Around the Sector: The Five Hundred-Thousand Dollar Question with Sherry Quam Taylor
The W&O Blog occasionally goes outside the firm to seek helpful insight from other experts and innovators in the nonprofit sector. This guest post is by Sherry Quam Taylor of QuamTaylor LLC. Sherry provides organizational and development counsel to equip nonprofit leaders with tangible strategies to grow into the next phase of their mission.
Nonprofit organizations are so often staffed with sacrificial leaders striving hard toward achieving admirable missions. They are full of passion and great ideas to make an even greater impact in the world. At the same time, many are struggling to grow beyond their initial successes. Research indicates that 74% of the 1.4 million charitable organizations registered in the U.S. never reach the $500,000 mark in revenue. Most of these never hire more than five employees (Source: Urban Institute’s Center on Nonprofits and Philanthropy). This leads me to ask:
Why is the $500,000 mark such a sticking point? The same approach, tactics, and methods that once served the organization well during start-up will not propel them to the next phase of growth. Something has to change. It often it takes an outsider’s perspective to bring clarity to problem areas and processes that may have worked at one time, but aren’t working anymore. Often the solutions are not too far out of reach, but leaders are too overwhelmed or in too deep and are blind to the issues.
What are some of the most common areas holding back organizations from growing past this threshold? Many executive directors voice similar challenges and concerns about this growth plateau. If this sounds familiar, there are an initial four questions I’d advise you to ask:
1. Are you always reactive and never proactive? Often, when organizations start, a leader has no option but to be reactive. Ten volunteers appear and want a task, a donor emerges and needs financial back-up, or a speaking opportunity arises – and it’s tomorrow! But there comes a time when a leader has to make a conscious decision to become proactive by pressing pause and putting a strategy in place that will grow the mission and organization long term.
2. Have you stretched your staff too thin for too long? When nonprofits are small, the staff count is, too. Although each staff member likely will wear multiple hats, there comes a time when a leader must determine if the organization’s mission can grow without adding additional manpower. One solution is to implement a six-month timesheet initiative to identify the sticking points. What recurring tasks are drowning your staff? What percentage of staff time is spent on revenue-generating activities? What time-intensive tasks could you outsource? A leader must treat every hour of time as a valuable resource that should be spent wisely.
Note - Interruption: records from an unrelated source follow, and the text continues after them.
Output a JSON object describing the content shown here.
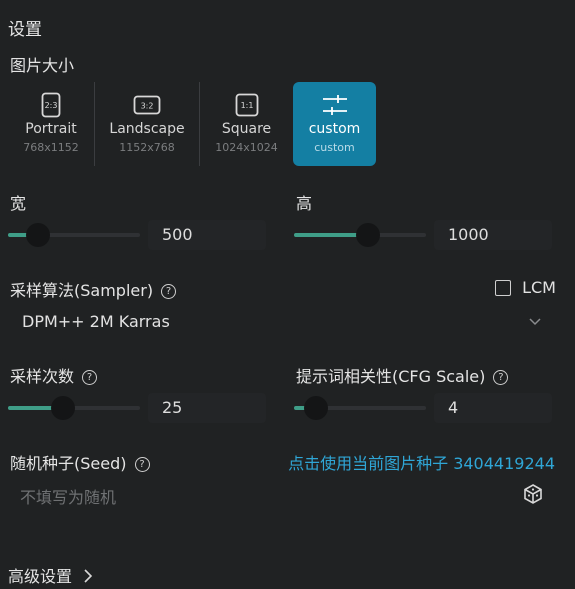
{
  "title": "设置",
  "image_size": {
    "label": "图片大小",
    "options": [
      {
        "icon": "portrait-ratio-icon",
        "icon_text": "2:3",
        "name": "Portrait",
        "dims": "768x1152",
        "selected": false
      },
      {
        "icon": "landscape-ratio-icon",
        "icon_text": "3:2",
        "name": "Landscape",
        "dims": "1152x768",
        "selected": false
      },
      {
        "icon": "square-ratio-icon",
        "icon_text": "1:1",
        "name": "Square",
        "dims": "1024x1024",
        "selected": false
      },
      {
        "icon": "sliders-icon",
        "icon_text": "",
        "name": "custom",
        "dims": "custom",
        "selected": true
      }
    ]
  },
  "width": {
    "label": "宽",
    "value": "500",
    "level": 0.23
  },
  "height": {
    "label": "高",
    "value": "1000",
    "level": 0.56
  },
  "sampler": {
    "label": "采样算法(Sampler)",
    "help": "?",
    "lcm_label": "LCM",
    "lcm_checked": false,
    "selected": "DPM++ 2M Karras"
  },
  "steps": {
    "label": "采样次数",
    "help": "?",
    "value": "25",
    "level": 0.42
  },
  "cfg": {
    "label": "提示词相关性(CFG Scale)",
    "help": "?",
    "value": "4",
    "level": 0.17
  },
  "seed": {
    "label": "随机种子(Seed)",
    "help": "?",
    "use_current": "点击使用当前图片种子 3404419244",
    "placeholder": "不填写为随机"
  },
  "advanced": {
    "label": "高级设置"
  },
  "colors": {
    "accent": "#147fa3",
    "slider": "#3f9e88",
    "link": "#2fa6d6",
    "background": "#202223"
  }
}
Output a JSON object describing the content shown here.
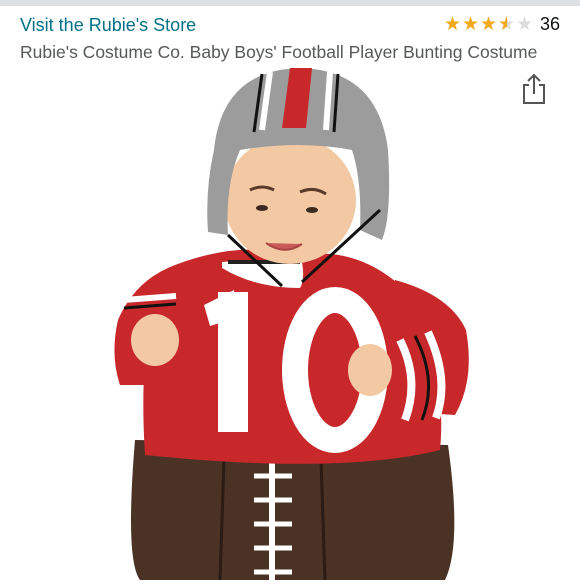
{
  "header": {
    "store_link": "Visit the Rubie's Store",
    "rating_stars": 3.5,
    "rating_max": 5,
    "rating_count": "36",
    "product_title": "Rubie's Costume Co. Baby Boys' Football Player Bunting Costume"
  },
  "icons": {
    "share": "share-icon",
    "star": "star-icon"
  },
  "colors": {
    "link": "#007185",
    "star": "#f2a91b",
    "title": "#565959",
    "jersey_red": "#c8282a",
    "football_brown": "#4a3225",
    "helmet_gray": "#9c9c9c"
  }
}
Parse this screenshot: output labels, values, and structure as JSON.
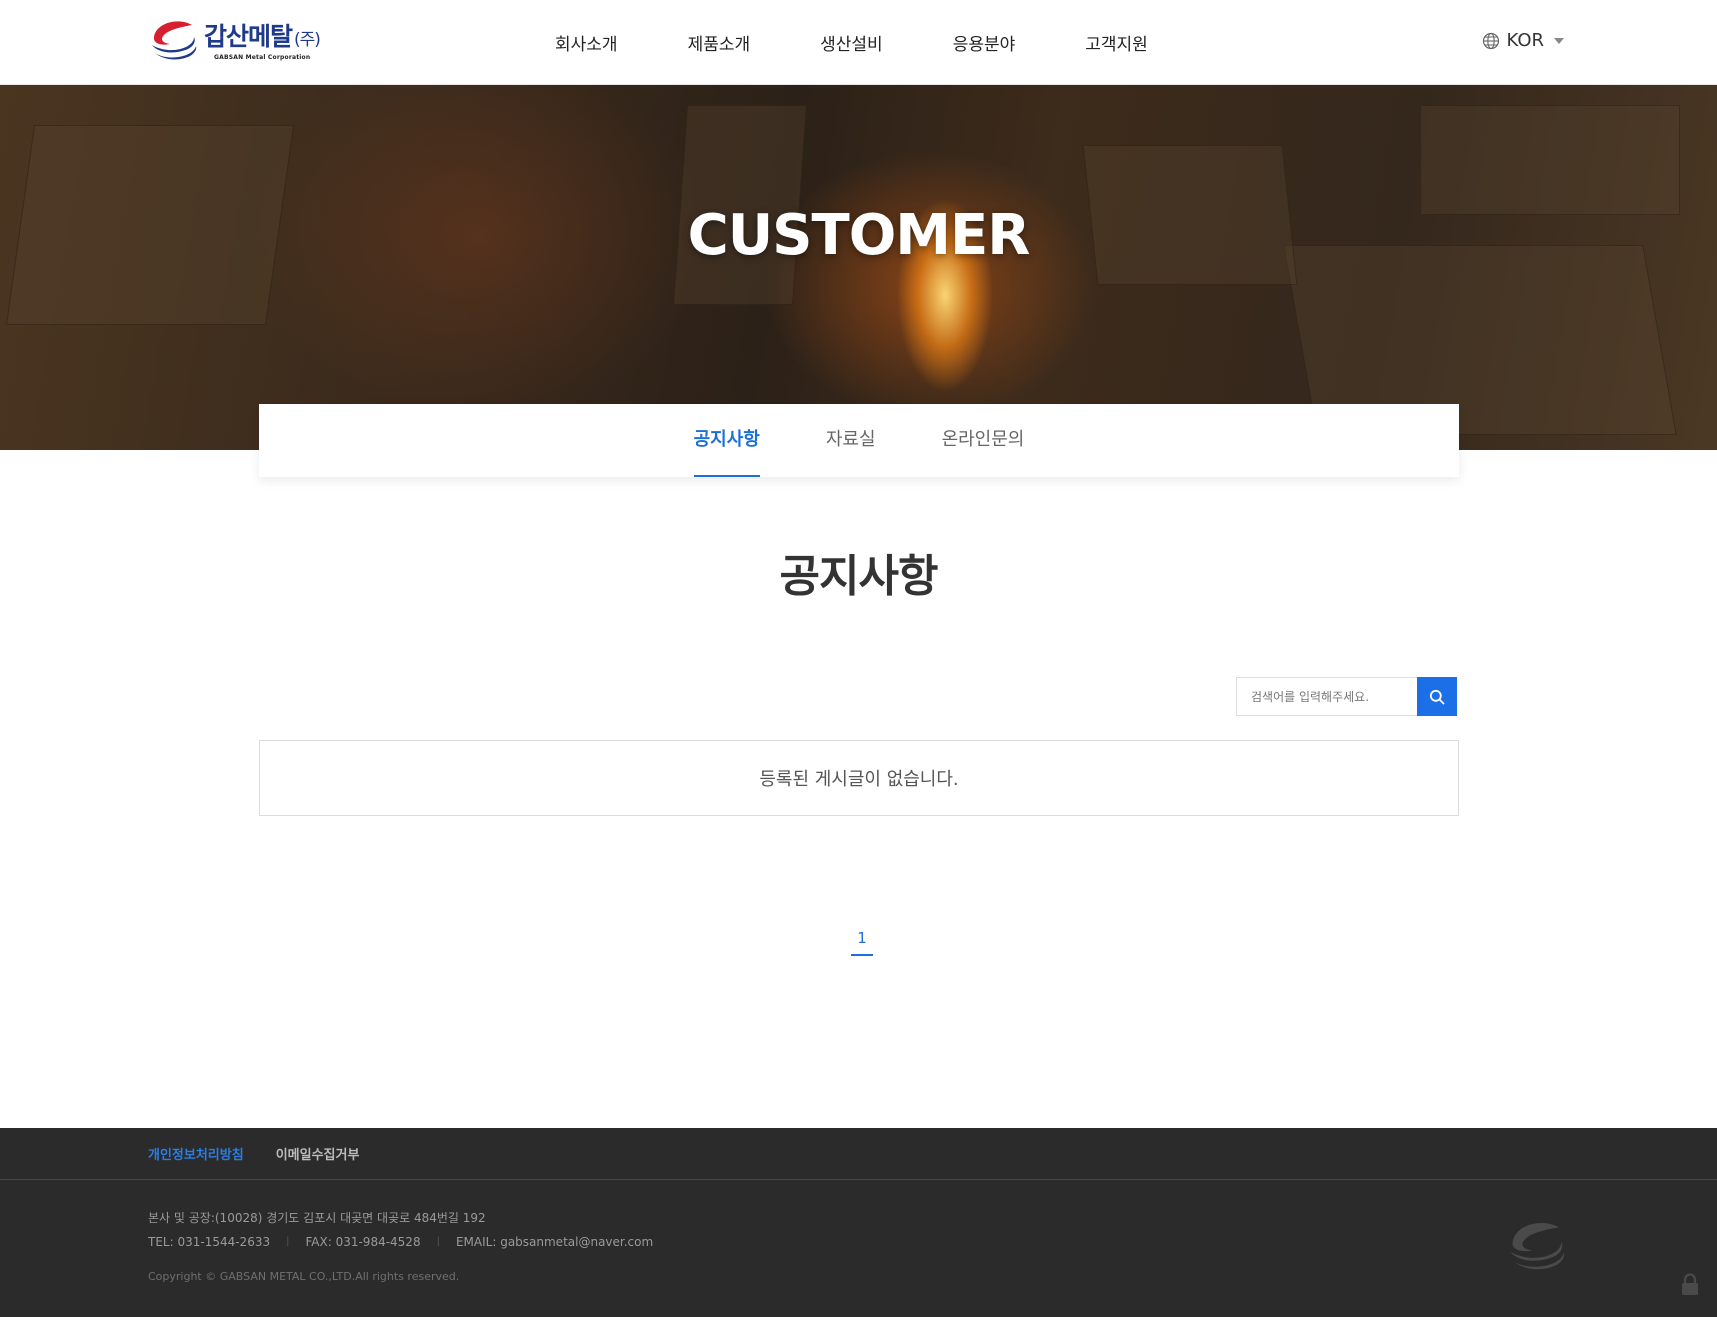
{
  "header": {
    "logo": {
      "kor": "갑산메탈",
      "suffix": "(주)",
      "eng": "GABSAN Metal Corporation",
      "colors": {
        "red": "#d62030",
        "navy": "#1f3a8a"
      }
    },
    "nav": [
      "회사소개",
      "제품소개",
      "생산설비",
      "응용분야",
      "고객지원"
    ],
    "language": {
      "label": "KOR",
      "icon": "globe-icon"
    }
  },
  "hero": {
    "title": "CUSTOMER"
  },
  "subnav": {
    "tabs": [
      "공지사항",
      "자료실",
      "온라인문의"
    ],
    "active": "공지사항"
  },
  "main": {
    "title": "공지사항",
    "search": {
      "placeholder": "검색어를 입력해주세요.",
      "value": "",
      "icon": "search-icon"
    },
    "empty_message": "등록된 게시글이 없습니다.",
    "pagination": {
      "current": "1"
    }
  },
  "footer": {
    "links": [
      "개인정보처리방침",
      "이메일수집거부"
    ],
    "address": "본사 및 공장:(10028) 경기도 김포시 대곶면 대곶로 484번길 192",
    "tel": "TEL: 031-1544-2633",
    "fax": "FAX: 031-984-4528",
    "email": "EMAIL: gabsanmetal@naver.com",
    "copyright": "Copyright © GABSAN METAL CO.,LTD.All rights reserved."
  },
  "colors": {
    "accent": "#1d6fd8",
    "search_button": "#1d6fe8",
    "footer_bg": "#2b2b2b"
  }
}
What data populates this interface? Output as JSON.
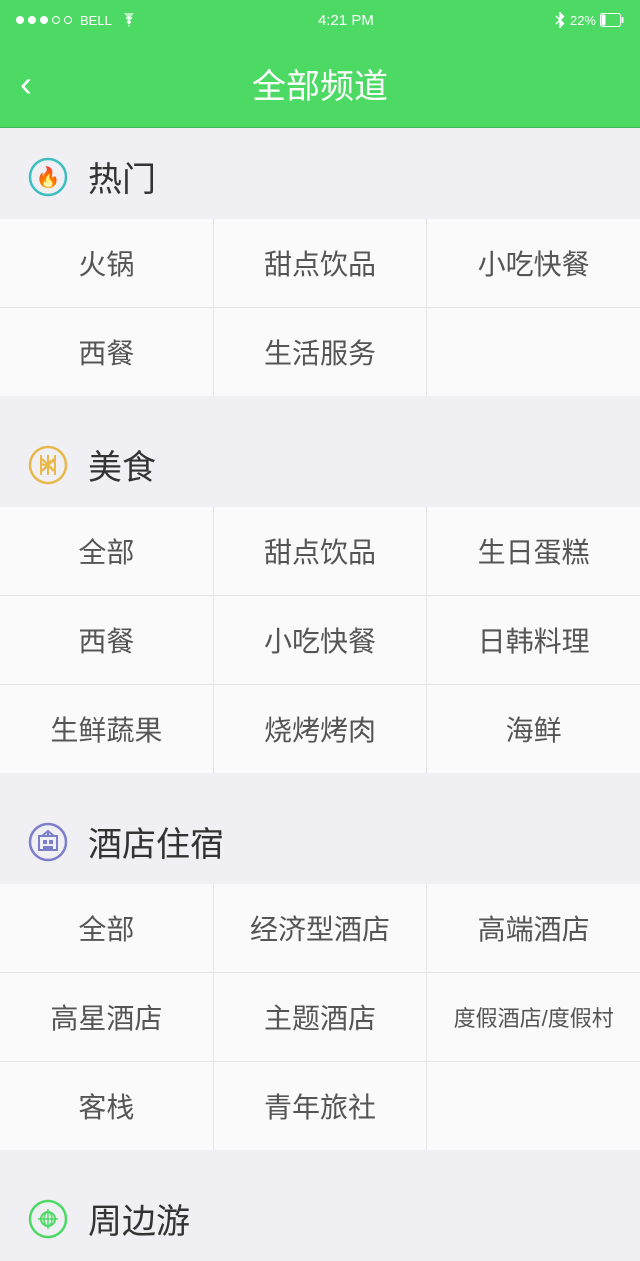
{
  "statusBar": {
    "carrier": "BELL",
    "time": "4:21 PM",
    "battery": "22%",
    "wifi": true,
    "bluetooth": true
  },
  "navBar": {
    "title": "全部频道",
    "backLabel": "<"
  },
  "sections": [
    {
      "id": "hot",
      "title": "热门",
      "iconType": "fire",
      "rows": [
        [
          "火锅",
          "甜点饮品",
          "小吃快餐"
        ],
        [
          "西餐",
          "生活服务",
          ""
        ]
      ]
    },
    {
      "id": "food",
      "title": "美食",
      "iconType": "fork",
      "rows": [
        [
          "全部",
          "甜点饮品",
          "生日蛋糕"
        ],
        [
          "西餐",
          "小吃快餐",
          "日韩料理"
        ],
        [
          "生鲜蔬果",
          "烧烤烤肉",
          "海鲜"
        ]
      ]
    },
    {
      "id": "hotel",
      "title": "酒店住宿",
      "iconType": "hotel",
      "rows": [
        [
          "全部",
          "经济型酒店",
          "高端酒店"
        ],
        [
          "高星酒店",
          "主题酒店",
          "度假酒店/度假村"
        ],
        [
          "客栈",
          "青年旅社",
          ""
        ]
      ]
    },
    {
      "id": "travel",
      "title": "周边游",
      "iconType": "travel",
      "rows": []
    }
  ]
}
3. Are you treating all your donors the same? Each of your donor groups has different needs. A constituent that gives a $10,000 annual gift and one that gives $25 per month need to be treated differently to ensure retention. Is it time to invest in software to help you plan and track donor engagement? Are you customizing each donor’s experience with your organization? If you are not, then you will likely see donor retention fade. On the other hand, through strategic engagement, reporting, and expressions of gratitude, you can remind and affirm donors why they chose to support your organization in the first place.
4. Did your mission drift over the years? When organizations are small and growing, it is common to have a donor, volunteer, or business come alongside to offer free advice or services. This well-meant assistance can be extremely valuable, almost crucial at times. What seemed like a simple request, however, can turn into a hassle that can push your mission off-course. For example, a donor has an idea to start a retail business where proceeds would benefit your organization through the use of your volunteers. Soon it turns into a giant management headache where valuable staff time and focus is being pulled away from your mission. You know your organization’s needs the best. Don’t be afraid to tell people the best way they can support you.
The formula to grow a nonprofit organization is complex and multi-faceted, but solutions will become clear with patience and counsel from someone who’s been through the process successfully. As I tell all of my clients, together, we can do this.
For further information concerning nonprofit formation and growth strategies, please contact Sherry Quam Taylor at:
Article posted thanks to Wagenmaker & Oberly Law Firm.